Ramon Ortiz has burst onto the radar this spring, rightly or wrongly, and appears to be a strong candidate for a spot on the opening day roster. The man who hasn't put up a major league ERA below 5.36 since 2004 has done nothing but pitch well this spring, allowing just two runs in 13 innings, allowing 14 baserunners while striking out 17. Ortiz is a prime test subject for the question of what do we trust more: years of performance data, or a month of exhibition games? Scott Erickson put up a 2.10 ERA in 30 spring innings in 2005 and won a spot on the roster, but he was terrible. Then again, fellow scrap-heapers Chan Ho Park and Jeff Weaver have given the Dodgers solid pitching in 2008 and 2009, respectively, after years of mediocrity. Ortiz wouldn't be the first guy to take advantage of a hot spring training, and he certainly won't be the last.

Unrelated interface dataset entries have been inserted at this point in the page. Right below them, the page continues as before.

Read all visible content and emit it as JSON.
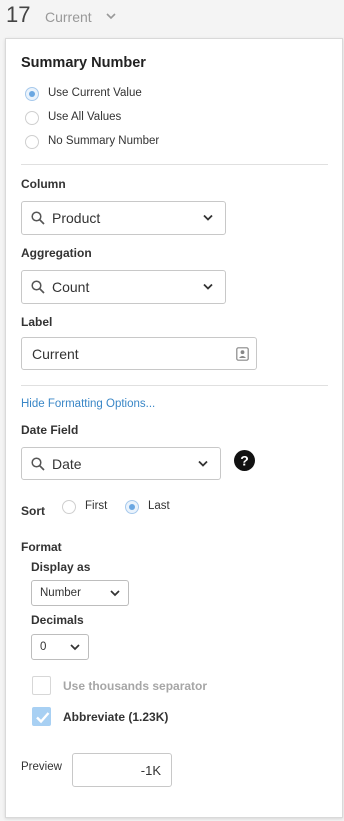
{
  "header": {
    "number": "17",
    "label": "Current"
  },
  "summary": {
    "title": "Summary Number",
    "options": [
      {
        "label": "Use Current Value",
        "selected": true
      },
      {
        "label": "Use All Values",
        "selected": false
      },
      {
        "label": "No Summary Number",
        "selected": false
      }
    ]
  },
  "column": {
    "label": "Column",
    "value": "Product"
  },
  "aggregation": {
    "label": "Aggregation",
    "value": "Count"
  },
  "label_field": {
    "label": "Label",
    "value": "Current"
  },
  "formatting_link": "Hide Formatting Options...",
  "date_field": {
    "label": "Date Field",
    "value": "Date"
  },
  "sort": {
    "label": "Sort",
    "first": "First",
    "last": "Last",
    "selected": "Last"
  },
  "format": {
    "label": "Format",
    "display_as_label": "Display as",
    "display_as_value": "Number",
    "decimals_label": "Decimals",
    "decimals_value": "0",
    "thousands_label": "Use thousands separator",
    "thousands_checked": false,
    "abbreviate_label": "Abbreviate (1.23K)",
    "abbreviate_checked": true
  },
  "preview": {
    "label": "Preview",
    "value": "-1K"
  },
  "colors": {
    "accent": "#6aa7e2",
    "link": "#3a87c7",
    "checkbox_on": "#a8d0f3"
  }
}
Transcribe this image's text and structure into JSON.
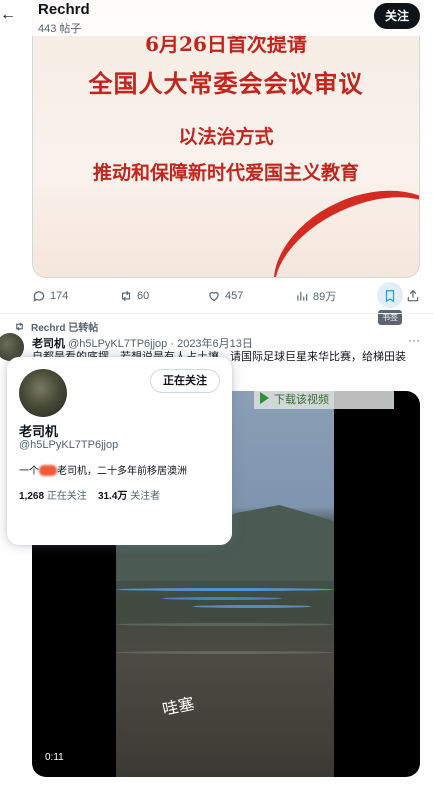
{
  "header": {
    "back_icon": "arrow-left-icon",
    "name": "Rechrd",
    "post_count": "443 帖子",
    "follow_label": "关注"
  },
  "image_post": {
    "line1": "6月26日首次提请",
    "line2": "全国人大常委会会议审议",
    "line3": "以法治方式",
    "line4": "推动和保障新时代爱国主义教育",
    "accent": "#c0261e"
  },
  "actions": {
    "replies": "174",
    "reposts": "60",
    "likes": "457",
    "views": "89万",
    "bookmark_tooltip": "书签"
  },
  "repost": {
    "label": "Rechrd 已转帖",
    "author_name": "老司机",
    "author_handle": "@h5LPyKL7TP6jjop",
    "date": "· 2023年6月13日",
    "more_label": "···",
    "text": "自都是看的底摆，若想说是有人占土壤，请国际足球巨星来华比赛，给梯田装"
  },
  "video": {
    "watermark": "下载该视频",
    "caption": "哇塞",
    "duration": "0:11"
  },
  "hover_card": {
    "follow_label": "正在关注",
    "name": "老司机",
    "handle": "@h5LPyKL7TP6jjop",
    "bio_before": "一个",
    "bio_after": "老司机，二十多年前移居澳洲",
    "following_count": "1,268",
    "following_label": "正在关注",
    "followers_count": "31.4万",
    "followers_label": "关注者"
  },
  "colors": {
    "brand_blue": "#1d9bf0",
    "text_secondary": "#536471"
  }
}
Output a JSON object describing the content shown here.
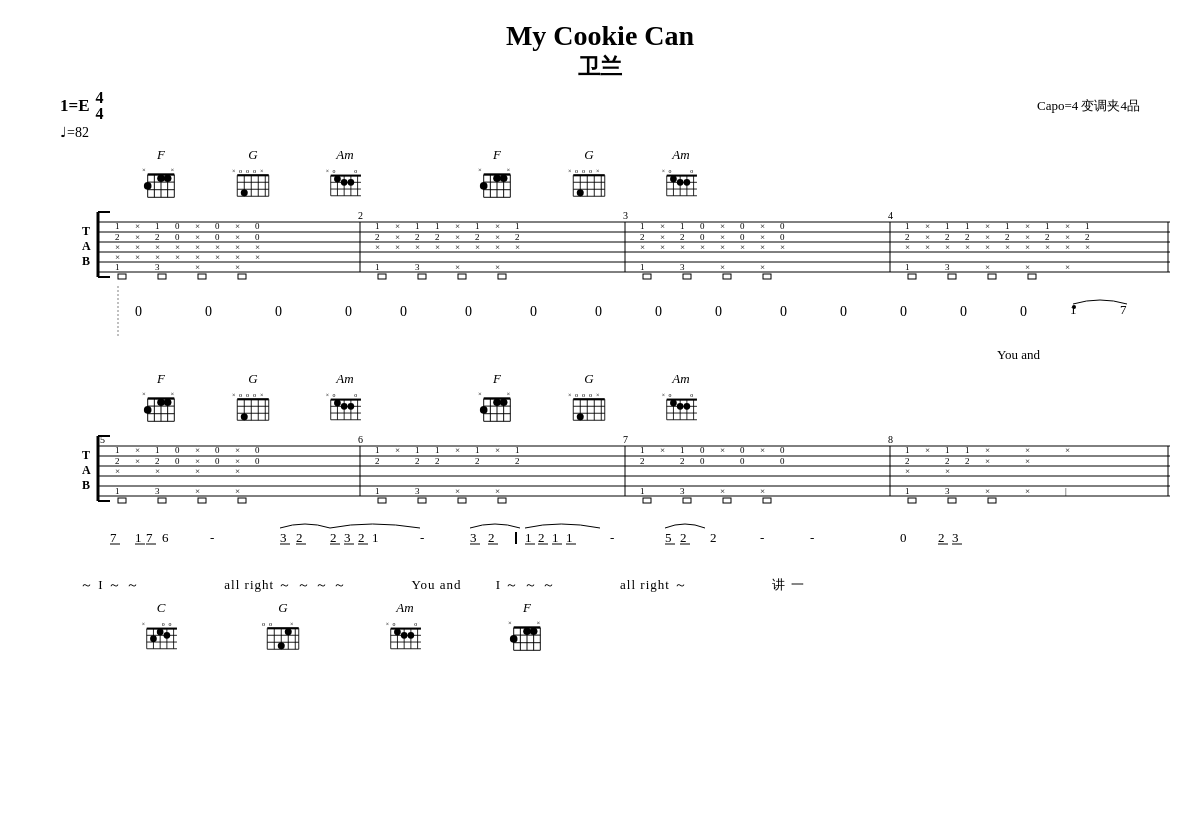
{
  "title": {
    "main": "My Cookie Can",
    "sub": "卫兰"
  },
  "header": {
    "key": "1=E",
    "time_num": "4",
    "time_den": "4",
    "tempo": "♩=82",
    "capo": "Capo=4  变调夹4品"
  },
  "chords_row1": [
    {
      "name": "F",
      "markers": "× ×",
      "fret_marker": ""
    },
    {
      "name": "G",
      "markers": "×ooo×",
      "fret_marker": ""
    },
    {
      "name": "Am",
      "markers": "×o  o",
      "fret_marker": ""
    },
    {
      "name": "F",
      "markers": "× ×",
      "fret_marker": ""
    },
    {
      "name": "G",
      "markers": "×ooo×",
      "fret_marker": ""
    },
    {
      "name": "Am",
      "markers": "×o  o",
      "fret_marker": ""
    }
  ],
  "bar_numbers_row1": [
    "2",
    "3",
    "4"
  ],
  "tab_notes_row1": "TAB staff line 1",
  "melody_row1": [
    "0",
    "0",
    "0",
    "0",
    "0",
    "0",
    "0",
    "0",
    "0",
    "0",
    "0",
    "0",
    "0",
    "0",
    "0",
    "1̇",
    "7"
  ],
  "lyrics_row1": "You and",
  "chords_row2": [
    {
      "name": "F",
      "markers": "× ×"
    },
    {
      "name": "G",
      "markers": "×ooo×"
    },
    {
      "name": "Am",
      "markers": "×o  o"
    },
    {
      "name": "F",
      "markers": "× ×"
    },
    {
      "name": "G",
      "markers": "×ooo×"
    },
    {
      "name": "Am",
      "markers": "×o  o"
    }
  ],
  "bar_numbers_row2": [
    "5",
    "6",
    "7",
    "8"
  ],
  "melody_row2": [
    "7̱",
    "17̱6",
    "-",
    "3̣2̤",
    "2̣3̣2̣1",
    "-",
    "3̣2̤",
    "1̣2̣1̣1̤",
    "-",
    "5̣2̤",
    "2",
    "-",
    "02̣3̣"
  ],
  "lyrics_row2": "～ I ～ ～          all right  ～ ～ ～～       You and   I ～ ～ ～       all right  ～           讲 一",
  "chords_row3": [
    {
      "name": "C",
      "markers": "×  oo"
    },
    {
      "name": "G",
      "markers": "oo×"
    },
    {
      "name": "Am",
      "markers": "×o  o"
    },
    {
      "name": "F",
      "markers": "× ×"
    }
  ]
}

If Ronald Belisario ever does in fact show up to camp this spring, perhaps he will have someone to discuss visa problems with in Ortiz, who turned 37 yesterday. In 2002, Ortiz was having trouble getting his visa before the season, and it was revealed that he was three years older than previously thought. From the LA Times in 2002:
The hard-throwing right-hander, who the team believed was going to turn 26 on March 23, actually will be 29. He provided the team with a fraudulent birth certificate when he was signed as a free agent in June 1995, Angel General Manager Bill Stoneman said.
Instead of having a 26-year old pitcher, the Angels had a 29-year old. Still, the suddenly more mature veteran Ortiz had his best season in 2002, winning 15 games with a 117 ERA+ for the world champs.
Since leaving the Angels after 2004, Ortiz has been a vagabond, pitching in Cincinnati, Washington, Minnesota, Colorado, Japan, and finally Fresno last year with the Giants' Triple A affiliate.
From 2005 to 2009, Ramon Ortiz's 78 ERA+ ranks seventh worst among all 236 pitchers with at least 300 innings during that time. The worst figure, a 67 ERA+, belongs to fellow Dodger non-roster Ortiz, Russ.
Signed a minor league deal this offseason that will pay him $1 million if in the majors, with a potential for $1.05 million in performance incentives based on games started. If Ortiz does not make the active roster out of spring training, he can opt out of his contract and become a free agent.
|2010 Projections - Age 37 Season|
I have a hard time reconciling three projection systems saying Ortiz will do so well this season, when he hasn't pitched well anywhere except for Triple A in the last five years. Even in Fresno last season, he didn't strike anyone out, yet Ortiz is expected to strike out over six batters per nine innings, a number he hasn't touched since 2002? I don't see it. Even though Ortiz says he's a changed pitcher, I need more evidence. I'm guessing a 5.36 ERA and 1.524 WHIP in 42 innings.
What is your guess for Ramon Ortiz's 2010? Give us a prediction of ERA, WHIP, and innings pitched.